In today’s gospel reading Jesus acknowledges how difficult this challenge is. The one who seeks to speak and live the Christian life fully will not be welcomed, even by other Christians: “Go on your way; behold, I am sending you like lambs among wolves. Carry no money bag, no sack, no sandals…” Luke 10
As I have this opportunity to study two thousand years of Christian history I see a pattern of ups and downs, of growth and decline. It is clear that when a Christian community begins to adapt itself to a secular society in an attempt to be more “inviting” and “inclusive,” such a community might experience a momentary mirage of success, but then quickly falls into decline and extinction.
There are also powerful examples throughout two thousand years of Christian history, of Christian communities seeking to be truly radical in their living of the life of Jesus, with no compromise of essential doctrine or teaching, and whole-hearted commitment of members. Initially these communities lose members as people struggle with the radical nature of new life in Christ. But very soon new growth emerges that is clearly much beyond a simple consequence of the commitment and zeal of the members. In such an environment the Holy Spirit is at work.
This growth is currently noticable in many Catholic parishes, schools and institutions around the world: where the full experience and practice of Catholic life has been radically rediscovered, the Church is growing, and young people especially are among the most active members.

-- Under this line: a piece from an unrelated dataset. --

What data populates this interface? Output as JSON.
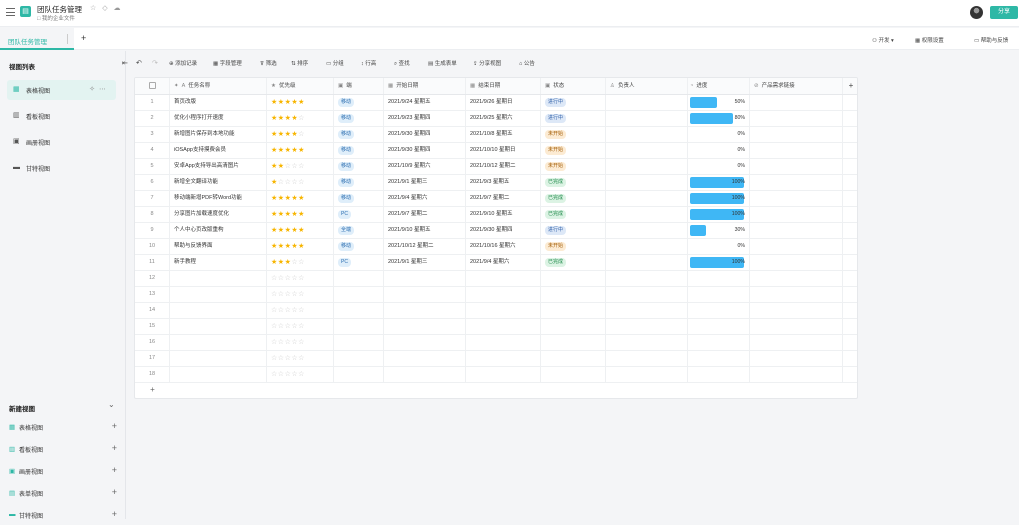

Let our communities of faith, parishes, schools, chaplaincies and other church institutions remember that our own efforts to build the Church achieve little unless we are deeply rooted in friendship with Christ, with whom we (like the martyrs before us) journey through suffering and death, to the glory of the resurrection.